Rare dog-eared photographs survive of real Mistresses of the 1950s-60s era who worked in a very secretive and underground fashion due to social stigma and the grey nature of the law around their work. In London the most famous Dominatrix was Miss Doreen who worked under a number of alter-ego names, and her clients included top politicians and businessmen who she sent for French made and bizarre leather attire to John Sutcliffe, who also made a famous catsuit for lifestyle Mistress Anne of Kent. In New York Anne Lawrence operated in Upper Manhattan, friends with Jean Fischer, and Monique Von Cleef arrived.
On 23rd December 1965, a few days before Christmas, Dominatrix Monique von Cleef was targeted by an operation with the police in cahoots with postal agents focused on obscenity sent by mail. She was arrested,with photographs of policemen posing with her whips and suspension system were sent to the press, and splashed all over the front page of newspapers across the USA. The FBI hauled away 4,500 pieces of correspondence and private photographs. Von Cleef would later win, with the Court of Appeal finding the police abused their powers.
The Hague in the Netherlands was one of the major centres for Dominatrices in Europe. Monique von Cleef moved there and set up her "House of Pain", located down the road from the Peace Palace, training many women by long apprenticeship in the craft. The other well-known place in Europe was the Herbertstraße in St Pauli district in Hamburg Germany. The Dominatrices appeared in their window in head-to-toe leather, thigh high boots and severe expression, amongst them were Brita Schmerse, Red Lola, Mistress Gaby and the mysterious masked Nicole de Carje who was a university student by day.
The most famous house in Australia, Salon Kitty's opened in 1985 where it operated 28 years, and trained some of the country's top Dominatrices in apprenticeships described as long, rigorous and hard, but also "second to none". Some later travelled overseas and made a strong impact wherever they landed.
With Dominatrices existing in a grey area of the law in many places, as well as the social taboo of their work, meaning that many work secretively and discreetly, operating "between the cracks". A series of C-type portraits of London's most famous Dominatrices is produced by Kate Peters, called "Yes Mistress", drawing them out of their secretive dungeons and putting them under the bright light in her white photographic studio. Over in Manhattan, another artist Natasha Gornik takes the taboo for a walk, accompanying a Dominatrix and her slave both in full fetish attire - for a stroll through Times Square.

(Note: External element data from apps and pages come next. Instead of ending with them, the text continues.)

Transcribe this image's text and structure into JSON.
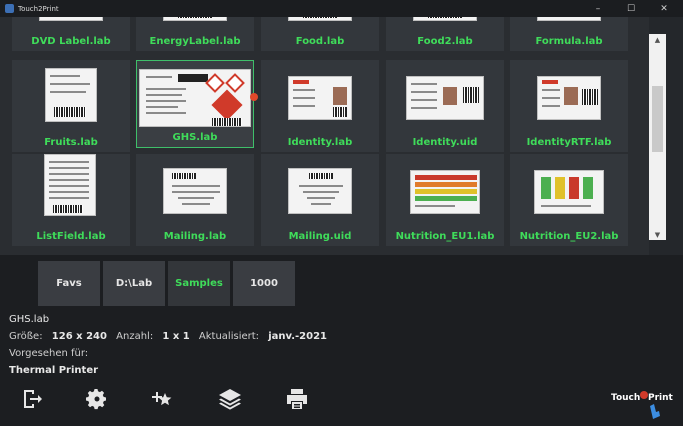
{
  "window": {
    "title": "Touch2Print",
    "min": "–",
    "max": "☐",
    "close": "✕"
  },
  "gallery": {
    "items": [
      {
        "label": "DVD Label.lab"
      },
      {
        "label": "EnergyLabel.lab"
      },
      {
        "label": "Food.lab"
      },
      {
        "label": "Food2.lab"
      },
      {
        "label": "Formula.lab"
      },
      {
        "label": "Fruits.lab"
      },
      {
        "label": "GHS.lab",
        "selected": true
      },
      {
        "label": "Identity.lab"
      },
      {
        "label": "Identity.uid"
      },
      {
        "label": "IdentityRTF.lab"
      },
      {
        "label": "ListField.lab"
      },
      {
        "label": "Mailing.lab"
      },
      {
        "label": "Mailing.uid"
      },
      {
        "label": "Nutrition_EU1.lab"
      },
      {
        "label": "Nutrition_EU2.lab"
      }
    ]
  },
  "tabs": [
    {
      "label": "Favs"
    },
    {
      "label": "D:\\Lab"
    },
    {
      "label": "Samples",
      "active": true
    },
    {
      "label": "1000"
    }
  ],
  "details": {
    "filename": "GHS.lab",
    "size_label": "Größe:",
    "size_value": "126 x 240",
    "count_label": "Anzahl:",
    "count_value": "1 x 1",
    "updated_label": "Aktualisiert:",
    "updated_value": "janv.-2021",
    "intended_label": "Vorgesehen für:",
    "printer": "Thermal Printer"
  },
  "toolbar": [
    "exit-icon",
    "settings-gear-icon",
    "favorite-star-icon",
    "layers-icon",
    "printer-icon"
  ],
  "logo": {
    "text1": "Touch",
    "text2": "Print"
  },
  "colors": {
    "accent_green": "#3fdc5a",
    "background": "#24272b",
    "selection_border": "#3fbf6a"
  }
}
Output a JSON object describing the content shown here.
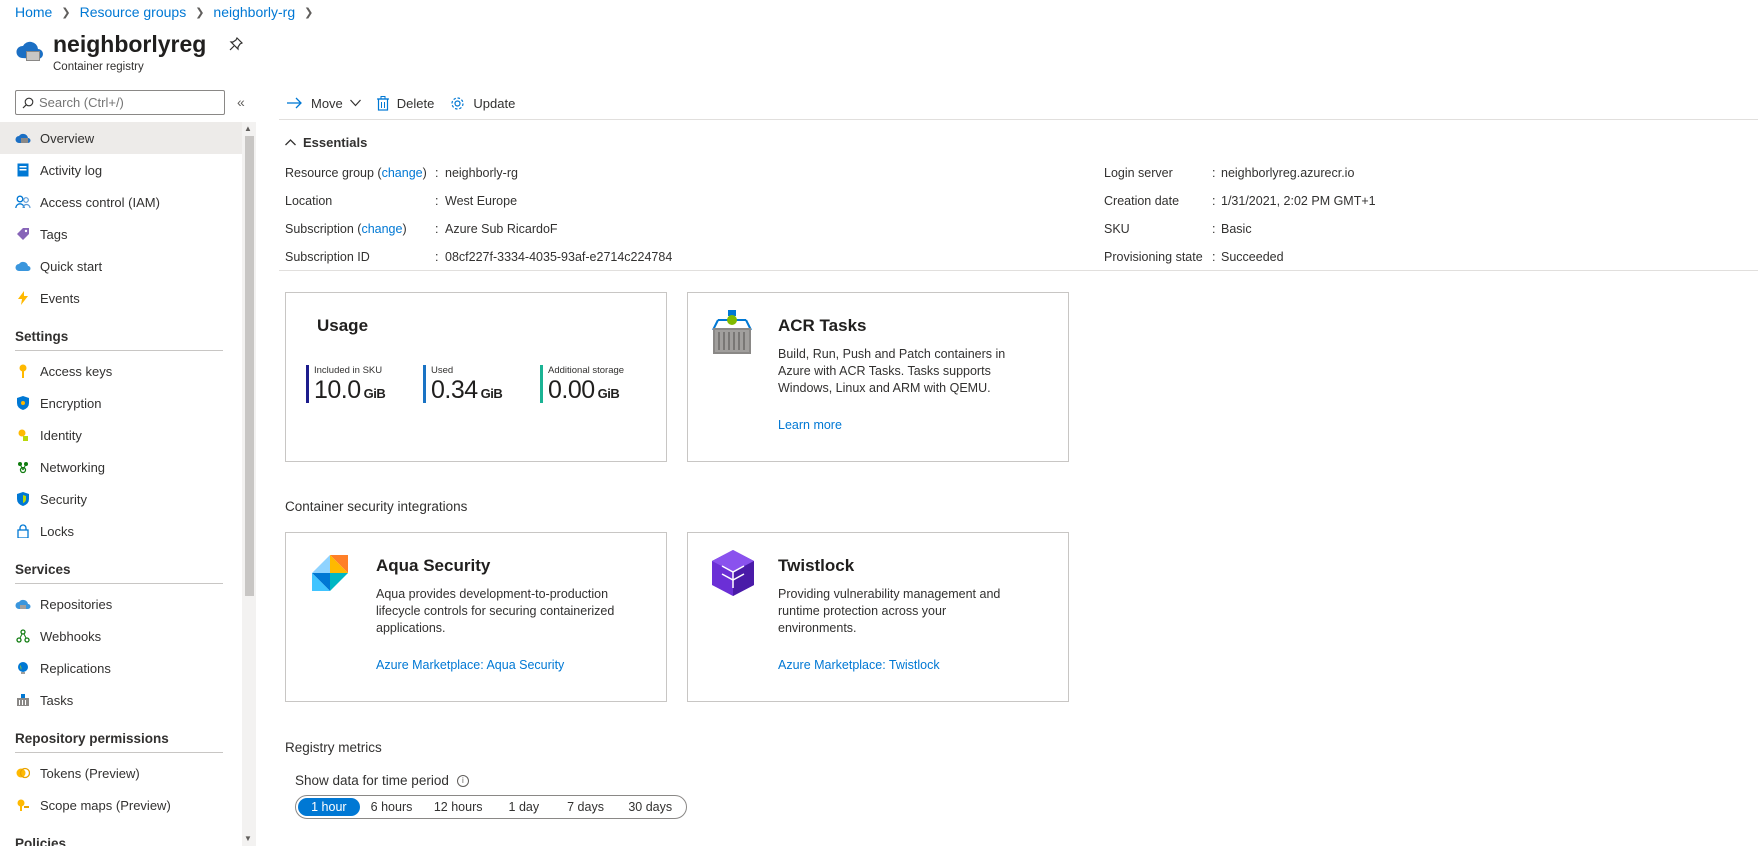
{
  "breadcrumb": [
    "Home",
    "Resource groups",
    "neighborly-rg"
  ],
  "header": {
    "title": "neighborlyreg",
    "subtitle": "Container registry"
  },
  "search": {
    "placeholder": "Search (Ctrl+/)"
  },
  "nav": {
    "top": [
      {
        "label": "Overview",
        "icon": "cloud-icon",
        "active": true
      },
      {
        "label": "Activity log",
        "icon": "log-icon"
      },
      {
        "label": "Access control (IAM)",
        "icon": "people-icon"
      },
      {
        "label": "Tags",
        "icon": "tag-icon"
      },
      {
        "label": "Quick start",
        "icon": "quickstart-cloud-icon"
      },
      {
        "label": "Events",
        "icon": "lightning-icon"
      }
    ],
    "settings_title": "Settings",
    "settings": [
      {
        "label": "Access keys",
        "icon": "key-icon"
      },
      {
        "label": "Encryption",
        "icon": "shield-icon"
      },
      {
        "label": "Identity",
        "icon": "identity-key-icon"
      },
      {
        "label": "Networking",
        "icon": "network-icon"
      },
      {
        "label": "Security",
        "icon": "security-shield-icon"
      },
      {
        "label": "Locks",
        "icon": "lock-icon"
      }
    ],
    "services_title": "Services",
    "services": [
      {
        "label": "Repositories",
        "icon": "repo-cloud-icon"
      },
      {
        "label": "Webhooks",
        "icon": "webhook-icon"
      },
      {
        "label": "Replications",
        "icon": "globe-icon"
      },
      {
        "label": "Tasks",
        "icon": "tasks-icon"
      }
    ],
    "repo_perm_title": "Repository permissions",
    "repo_perm": [
      {
        "label": "Tokens (Preview)",
        "icon": "token-icon"
      },
      {
        "label": "Scope maps (Preview)",
        "icon": "scope-icon"
      }
    ],
    "policies_title": "Policies"
  },
  "toolbar": {
    "move": "Move",
    "delete": "Delete",
    "update": "Update"
  },
  "essentials": {
    "title": "Essentials",
    "left": [
      {
        "label": "Resource group",
        "change": "change",
        "value": "neighborly-rg",
        "value_is_link": true
      },
      {
        "label": "Location",
        "value": "West Europe"
      },
      {
        "label": "Subscription",
        "change": "change",
        "value": "Azure Sub RicardoF",
        "value_is_link": true
      },
      {
        "label": "Subscription ID",
        "value": "08cf227f-3334-4035-93af-e2714c224784"
      }
    ],
    "right": [
      {
        "label": "Login server",
        "value": "neighborlyreg.azurecr.io"
      },
      {
        "label": "Creation date",
        "value": "1/31/2021, 2:02 PM GMT+1"
      },
      {
        "label": "SKU",
        "value": "Basic"
      },
      {
        "label": "Provisioning state",
        "value": "Succeeded"
      }
    ]
  },
  "usage": {
    "title": "Usage",
    "metrics": [
      {
        "label": "Included in SKU",
        "value": "10.0",
        "unit": "GiB",
        "color": "#1c1c8c"
      },
      {
        "label": "Used",
        "value": "0.34",
        "unit": "GiB",
        "color": "#1a73c4"
      },
      {
        "label": "Additional storage",
        "value": "0.00",
        "unit": "GiB",
        "color": "#1ab394"
      }
    ]
  },
  "acr_tasks": {
    "title": "ACR Tasks",
    "desc": "Build, Run, Push and Patch containers in Azure with ACR Tasks. Tasks supports Windows, Linux and ARM with QEMU.",
    "link": "Learn more"
  },
  "integrations_title": "Container security integrations",
  "aqua": {
    "title": "Aqua Security",
    "desc": "Aqua provides development-to-production lifecycle controls for securing containerized applications.",
    "link": "Azure Marketplace: Aqua Security"
  },
  "twistlock": {
    "title": "Twistlock",
    "desc": "Providing vulnerability management and runtime protection across your environments.",
    "link": "Azure Marketplace: Twistlock"
  },
  "metrics": {
    "title": "Registry metrics",
    "period_label": "Show data for time period",
    "periods": [
      "1 hour",
      "6 hours",
      "12 hours",
      "1 day",
      "7 days",
      "30 days"
    ],
    "selected": "1 hour"
  },
  "colors": {
    "accent": "#0078d4",
    "active_nav": "#edebe9"
  }
}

Anne O Nomis takes four years to undertake her research into the Dominatrix, including a one year internship in 2009 as a "switch" learning Dominance and submission, practice in multiple countries, research in the British Museum and British Library, private collections and fetish underground, made difficult by materials not being archived as such. She travels to Hanoi Vietnam where she spends 3 months full-time writing to complete the work, and it comes out in December 2013. The book is well-received by peer review, fetish magazines and Library Journal Review, and becomes "the book" in the world on the topic of the Dominatrix's history and craft arts.
Anne O Nomis
Anne O Nomis is a specialist in Dominance studies, history and arts, and Ki™ framework hyperarousal responses to “thewen” force power. She authored The History & Arts of the Dominatrix, undertaking original research in museums, libraries and underground sources, and holds a Masters degree in Comparative Art and Archaeology from UCL (University College London). She is founder and teacher of Villa Domme, taught annually in a villa or castle since 2018.